> Exercise brief:
Output every record below exactly.

> Source data:

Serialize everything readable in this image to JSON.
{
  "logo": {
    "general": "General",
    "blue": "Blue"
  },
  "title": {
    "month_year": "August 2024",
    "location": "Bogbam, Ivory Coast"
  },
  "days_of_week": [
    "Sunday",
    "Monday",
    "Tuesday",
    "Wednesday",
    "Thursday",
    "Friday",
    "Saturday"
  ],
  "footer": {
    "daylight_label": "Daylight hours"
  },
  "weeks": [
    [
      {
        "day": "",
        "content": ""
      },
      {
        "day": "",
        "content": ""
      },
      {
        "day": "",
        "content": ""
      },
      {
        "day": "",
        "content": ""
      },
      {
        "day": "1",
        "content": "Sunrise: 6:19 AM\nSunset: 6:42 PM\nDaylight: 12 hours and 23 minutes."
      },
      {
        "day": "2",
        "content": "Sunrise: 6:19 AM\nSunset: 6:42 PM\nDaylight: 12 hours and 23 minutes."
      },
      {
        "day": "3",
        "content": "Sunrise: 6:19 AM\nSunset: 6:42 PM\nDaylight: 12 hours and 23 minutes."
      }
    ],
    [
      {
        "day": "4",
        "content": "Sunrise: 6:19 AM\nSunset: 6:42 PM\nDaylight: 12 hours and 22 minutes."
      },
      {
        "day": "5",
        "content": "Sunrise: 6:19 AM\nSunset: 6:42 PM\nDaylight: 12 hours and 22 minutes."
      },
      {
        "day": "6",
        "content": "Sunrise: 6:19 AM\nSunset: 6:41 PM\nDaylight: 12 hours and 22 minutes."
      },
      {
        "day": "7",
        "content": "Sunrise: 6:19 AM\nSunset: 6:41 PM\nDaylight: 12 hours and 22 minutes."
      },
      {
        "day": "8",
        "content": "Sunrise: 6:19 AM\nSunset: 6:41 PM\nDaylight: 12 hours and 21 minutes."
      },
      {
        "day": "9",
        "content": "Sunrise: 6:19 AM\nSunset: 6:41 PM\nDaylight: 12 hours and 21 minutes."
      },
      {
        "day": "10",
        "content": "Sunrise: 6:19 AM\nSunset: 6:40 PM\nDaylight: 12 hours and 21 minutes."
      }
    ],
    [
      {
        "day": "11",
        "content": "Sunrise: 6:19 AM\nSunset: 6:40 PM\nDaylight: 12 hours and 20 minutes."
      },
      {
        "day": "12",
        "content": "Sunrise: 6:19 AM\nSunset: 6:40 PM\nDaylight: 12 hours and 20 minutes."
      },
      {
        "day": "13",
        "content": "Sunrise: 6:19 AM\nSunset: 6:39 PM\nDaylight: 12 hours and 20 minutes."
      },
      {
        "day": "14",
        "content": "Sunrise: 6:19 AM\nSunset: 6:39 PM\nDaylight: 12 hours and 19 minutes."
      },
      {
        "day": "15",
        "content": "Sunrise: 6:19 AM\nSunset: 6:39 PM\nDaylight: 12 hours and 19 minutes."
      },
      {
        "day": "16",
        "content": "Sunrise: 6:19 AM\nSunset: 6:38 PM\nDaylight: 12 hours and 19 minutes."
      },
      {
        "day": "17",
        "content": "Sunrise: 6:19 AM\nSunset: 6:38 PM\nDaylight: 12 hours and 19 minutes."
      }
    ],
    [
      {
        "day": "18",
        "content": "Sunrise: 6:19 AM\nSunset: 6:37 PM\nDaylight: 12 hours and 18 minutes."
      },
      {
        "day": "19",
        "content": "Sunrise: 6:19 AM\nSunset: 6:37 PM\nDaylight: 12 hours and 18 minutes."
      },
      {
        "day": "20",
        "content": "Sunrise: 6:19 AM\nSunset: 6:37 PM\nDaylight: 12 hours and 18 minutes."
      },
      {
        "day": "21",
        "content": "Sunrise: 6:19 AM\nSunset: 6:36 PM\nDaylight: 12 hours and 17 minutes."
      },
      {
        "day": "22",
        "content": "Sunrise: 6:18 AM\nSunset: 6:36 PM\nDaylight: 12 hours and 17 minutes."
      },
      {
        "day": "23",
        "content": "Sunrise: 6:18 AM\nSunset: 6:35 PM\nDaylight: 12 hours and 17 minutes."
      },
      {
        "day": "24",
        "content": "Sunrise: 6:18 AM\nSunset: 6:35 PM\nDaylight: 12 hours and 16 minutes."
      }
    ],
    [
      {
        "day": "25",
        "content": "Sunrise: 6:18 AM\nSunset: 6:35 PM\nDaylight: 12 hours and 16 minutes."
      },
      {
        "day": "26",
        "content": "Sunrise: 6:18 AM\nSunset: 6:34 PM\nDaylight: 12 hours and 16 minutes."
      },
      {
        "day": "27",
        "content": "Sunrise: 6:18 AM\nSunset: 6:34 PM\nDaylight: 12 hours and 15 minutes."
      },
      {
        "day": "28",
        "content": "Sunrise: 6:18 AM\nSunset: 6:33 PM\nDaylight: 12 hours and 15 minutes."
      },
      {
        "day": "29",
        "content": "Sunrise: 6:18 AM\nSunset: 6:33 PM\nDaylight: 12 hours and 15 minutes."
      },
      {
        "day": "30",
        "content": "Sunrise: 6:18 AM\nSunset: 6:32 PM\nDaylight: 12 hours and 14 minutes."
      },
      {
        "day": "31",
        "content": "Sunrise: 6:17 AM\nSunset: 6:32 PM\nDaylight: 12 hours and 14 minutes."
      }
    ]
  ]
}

> Task answer:
Serialize everything readable in this image to JSON.
{
  "logo": {
    "general": "General",
    "blue": "Blue"
  },
  "title": {
    "month_year": "August 2024",
    "location": "Bogbam, Ivory Coast"
  },
  "days_of_week": [
    "Sunday",
    "Monday",
    "Tuesday",
    "Wednesday",
    "Thursday",
    "Friday",
    "Saturday"
  ],
  "footer": {
    "daylight_label": "Daylight hours"
  },
  "weeks": [
    [
      {
        "day": "",
        "content": ""
      },
      {
        "day": "",
        "content": ""
      },
      {
        "day": "",
        "content": ""
      },
      {
        "day": "",
        "content": ""
      },
      {
        "day": "1",
        "content": "Sunrise: 6:19 AM\nSunset: 6:42 PM\nDaylight: 12 hours and 23 minutes."
      },
      {
        "day": "2",
        "content": "Sunrise: 6:19 AM\nSunset: 6:42 PM\nDaylight: 12 hours and 23 minutes."
      },
      {
        "day": "3",
        "content": "Sunrise: 6:19 AM\nSunset: 6:42 PM\nDaylight: 12 hours and 23 minutes."
      }
    ],
    [
      {
        "day": "4",
        "content": "Sunrise: 6:19 AM\nSunset: 6:42 PM\nDaylight: 12 hours and 22 minutes."
      },
      {
        "day": "5",
        "content": "Sunrise: 6:19 AM\nSunset: 6:42 PM\nDaylight: 12 hours and 22 minutes."
      },
      {
        "day": "6",
        "content": "Sunrise: 6:19 AM\nSunset: 6:41 PM\nDaylight: 12 hours and 22 minutes."
      },
      {
        "day": "7",
        "content": "Sunrise: 6:19 AM\nSunset: 6:41 PM\nDaylight: 12 hours and 22 minutes."
      },
      {
        "day": "8",
        "content": "Sunrise: 6:19 AM\nSunset: 6:41 PM\nDaylight: 12 hours and 21 minutes."
      },
      {
        "day": "9",
        "content": "Sunrise: 6:19 AM\nSunset: 6:41 PM\nDaylight: 12 hours and 21 minutes."
      },
      {
        "day": "10",
        "content": "Sunrise: 6:19 AM\nSunset: 6:40 PM\nDaylight: 12 hours and 21 minutes."
      }
    ],
    [
      {
        "day": "11",
        "content": "Sunrise: 6:19 AM\nSunset: 6:40 PM\nDaylight: 12 hours and 20 minutes."
      },
      {
        "day": "12",
        "content": "Sunrise: 6:19 AM\nSunset: 6:40 PM\nDaylight: 12 hours and 20 minutes."
      },
      {
        "day": "13",
        "content": "Sunrise: 6:19 AM\nSunset: 6:39 PM\nDaylight: 12 hours and 20 minutes."
      },
      {
        "day": "14",
        "content": "Sunrise: 6:19 AM\nSunset: 6:39 PM\nDaylight: 12 hours and 19 minutes."
      },
      {
        "day": "15",
        "content": "Sunrise: 6:19 AM\nSunset: 6:39 PM\nDaylight: 12 hours and 19 minutes."
      },
      {
        "day": "16",
        "content": "Sunrise: 6:19 AM\nSunset: 6:38 PM\nDaylight: 12 hours and 19 minutes."
      },
      {
        "day": "17",
        "content": "Sunrise: 6:19 AM\nSunset: 6:38 PM\nDaylight: 12 hours and 19 minutes."
      }
    ],
    [
      {
        "day": "18",
        "content": "Sunrise: 6:19 AM\nSunset: 6:37 PM\nDaylight: 12 hours and 18 minutes."
      },
      {
        "day": "19",
        "content": "Sunrise: 6:19 AM\nSunset: 6:37 PM\nDaylight: 12 hours and 18 minutes."
      },
      {
        "day": "20",
        "content": "Sunrise: 6:19 AM\nSunset: 6:37 PM\nDaylight: 12 hours and 18 minutes."
      },
      {
        "day": "21",
        "content": "Sunrise: 6:19 AM\nSunset: 6:36 PM\nDaylight: 12 hours and 17 minutes."
      },
      {
        "day": "22",
        "content": "Sunrise: 6:18 AM\nSunset: 6:36 PM\nDaylight: 12 hours and 17 minutes."
      },
      {
        "day": "23",
        "content": "Sunrise: 6:18 AM\nSunset: 6:35 PM\nDaylight: 12 hours and 17 minutes."
      },
      {
        "day": "24",
        "content": "Sunrise: 6:18 AM\nSunset: 6:35 PM\nDaylight: 12 hours and 16 minutes."
      }
    ],
    [
      {
        "day": "25",
        "content": "Sunrise: 6:18 AM\nSunset: 6:35 PM\nDaylight: 12 hours and 16 minutes."
      },
      {
        "day": "26",
        "content": "Sunrise: 6:18 AM\nSunset: 6:34 PM\nDaylight: 12 hours and 16 minutes."
      },
      {
        "day": "27",
        "content": "Sunrise: 6:18 AM\nSunset: 6:34 PM\nDaylight: 12 hours and 15 minutes."
      },
      {
        "day": "28",
        "content": "Sunrise: 6:18 AM\nSunset: 6:33 PM\nDaylight: 12 hours and 15 minutes."
      },
      {
        "day": "29",
        "content": "Sunrise: 6:18 AM\nSunset: 6:33 PM\nDaylight: 12 hours and 15 minutes."
      },
      {
        "day": "30",
        "content": "Sunrise: 6:18 AM\nSunset: 6:32 PM\nDaylight: 12 hours and 14 minutes."
      },
      {
        "day": "31",
        "content": "Sunrise: 6:17 AM\nSunset: 6:32 PM\nDaylight: 12 hours and 14 minutes."
      }
    ]
  ]
}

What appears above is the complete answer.